The End of an Era

Before I begin, I'm going to drop a great big SPOILER Warning for pretty much everything that follows. If you haven't seen the final Doctor Who special featuring David Tennant, you've been warned.

So, January 2nd brought the Canadian showing of The End of Time Part 2, the final special to feature David Tennant in the title role of Doctor Who. It also marks the final story to feature Russell T Davies as show runner and Julie Gardner as executive producer, the two people most responsible for the Doctor's 21st century return and the tone, direction and style of the series.

It must be said that the final part of The End of Time greatly improved on the first, which seemed padded, rushed and generally sloppy. The return of the Master was done in a way to greatly reduce his air of menace in favour of out of place super-powers. The main threat was ill-defined and seemed a nuisance compared to the wonderfully written and played scenes of melancholy between the Doctor and Wilf, whose relationship was the best thing about either part of the special.
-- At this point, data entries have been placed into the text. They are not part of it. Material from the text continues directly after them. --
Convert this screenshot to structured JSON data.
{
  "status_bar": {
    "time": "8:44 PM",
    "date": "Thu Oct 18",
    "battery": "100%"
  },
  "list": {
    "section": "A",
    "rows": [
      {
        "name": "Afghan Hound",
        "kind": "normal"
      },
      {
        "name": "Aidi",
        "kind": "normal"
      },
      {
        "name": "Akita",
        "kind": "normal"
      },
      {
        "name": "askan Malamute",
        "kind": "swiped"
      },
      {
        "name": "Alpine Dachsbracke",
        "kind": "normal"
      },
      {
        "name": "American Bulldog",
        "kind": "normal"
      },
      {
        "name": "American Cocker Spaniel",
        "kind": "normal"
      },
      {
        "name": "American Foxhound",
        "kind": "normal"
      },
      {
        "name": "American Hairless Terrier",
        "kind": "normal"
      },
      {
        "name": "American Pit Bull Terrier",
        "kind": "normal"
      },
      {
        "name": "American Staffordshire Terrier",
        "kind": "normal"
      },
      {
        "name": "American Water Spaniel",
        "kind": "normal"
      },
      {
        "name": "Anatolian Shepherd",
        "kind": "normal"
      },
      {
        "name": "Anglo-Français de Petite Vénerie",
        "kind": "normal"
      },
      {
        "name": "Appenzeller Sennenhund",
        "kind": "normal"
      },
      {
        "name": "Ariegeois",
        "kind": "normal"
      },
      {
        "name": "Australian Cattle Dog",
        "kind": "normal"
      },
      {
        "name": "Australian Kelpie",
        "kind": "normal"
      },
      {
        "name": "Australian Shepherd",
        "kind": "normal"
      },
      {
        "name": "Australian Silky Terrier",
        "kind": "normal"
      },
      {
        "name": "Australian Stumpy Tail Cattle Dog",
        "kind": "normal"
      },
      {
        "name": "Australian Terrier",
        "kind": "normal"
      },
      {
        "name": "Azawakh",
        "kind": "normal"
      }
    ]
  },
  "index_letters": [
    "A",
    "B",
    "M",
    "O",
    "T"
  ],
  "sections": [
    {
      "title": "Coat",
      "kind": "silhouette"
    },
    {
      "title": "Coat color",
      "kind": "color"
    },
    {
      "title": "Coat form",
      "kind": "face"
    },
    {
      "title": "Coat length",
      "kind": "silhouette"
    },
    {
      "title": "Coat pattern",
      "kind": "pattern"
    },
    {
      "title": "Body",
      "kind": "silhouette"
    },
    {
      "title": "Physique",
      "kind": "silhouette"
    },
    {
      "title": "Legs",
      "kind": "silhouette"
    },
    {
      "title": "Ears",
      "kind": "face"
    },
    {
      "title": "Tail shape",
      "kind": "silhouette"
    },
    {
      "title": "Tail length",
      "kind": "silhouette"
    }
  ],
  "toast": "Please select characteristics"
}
Thankfully Part 2 rectifies all the earlier mistakes by toning down the Master and tightening up the plot. Honestly, this whole thing probably would have worked much better as a one-parter, but what are you gonna do?

The return of the Time Lords was well done, I thought. Over the years, some fans have complained about the depiction of the Time Lords, as they seem to lose more and more of their awesome omnipotence with each appearance. Here, they returned to their height, seeming to have become almost god-like. Their corrupt and morally bankrupt behaviour may seem at odds with the Doctor's grief-stricken recollections from earlier seasons, but it's clear that living at war has pushed this always ethically shaky society over the line.

So there our hero stood, faced with the knowledge of his impending demise, facing off against his entire race and his greatest enemy, confronted with a difficult moral choice. Just where we love to see him. and he wins, but is then faced with an even harder dilemma. Does he choose to live, or will he give up his own life to save another, less significant person? Of course he chooses to save Wilf, even if he does have a brief moment of anguish. He's the Doctor. It's that love of the unnoticed, the little guy, that makes him a great character, but it's Tennant's depiction of the struggle that makes it brilliant through both parts of the special.

We're then taken on a trip through this Doctor's past that is as much for us than for him. It's great to see all the past companions, particularly Rose and Donna, and it's a nice idea. I thought he should have been exhibiting some signs of his impending death here, he looked like nothing was wrong with him until the very end; some signs of pain would have been nice.

Then he struggles back to the TARDIS, his real home, for his final moments. He sets the ship in flight, and looks mournfully around him one last time before quietly saying, "I don't want to go." It was heartbreaking, and he might as well be speaking for the audience here.

And then the process begins, revealing Matt Smith as the Eleventh Doctor. And he looks encouraging. He's kooky, energetic, manic and fun, everything the Doctor should be. Will he be able to take hold of the role as Tennant did? Will Steven Moffat take hold of the show and craft as successful a run as Davies did?

Time will tell.

Fire the Wave Motion Gun!

Hello geeks, Happy New Year! we're back online with a very cool news item I recently found while trying to find uplifting stories to ease my sorrow over David Tennant's recent Doctor Who departure (more on that later).

Remember way back when I talked about genre properties that should be adapted by Hollywood? Well, you might recall that one of those properties was an anime series from the 1970s called Starblazers / Space Battleship Yamato.

Well, a teaser trailer has surfaced online for the soon to be released Japanese live action film, and it looks pretty damn kick-ass.

The thing to remember is that this series was massive in Japan back in the day. In fact, after the first season of the series was such a hit, they produced a 90 minute animated film that was released in Japanese theatres. It made more money there than Star Wars. Let that one sink in. Then again, they're also fans of this:

Right. Still, here's the teaser, and while I cannot understand it, it looks pretty kick ass: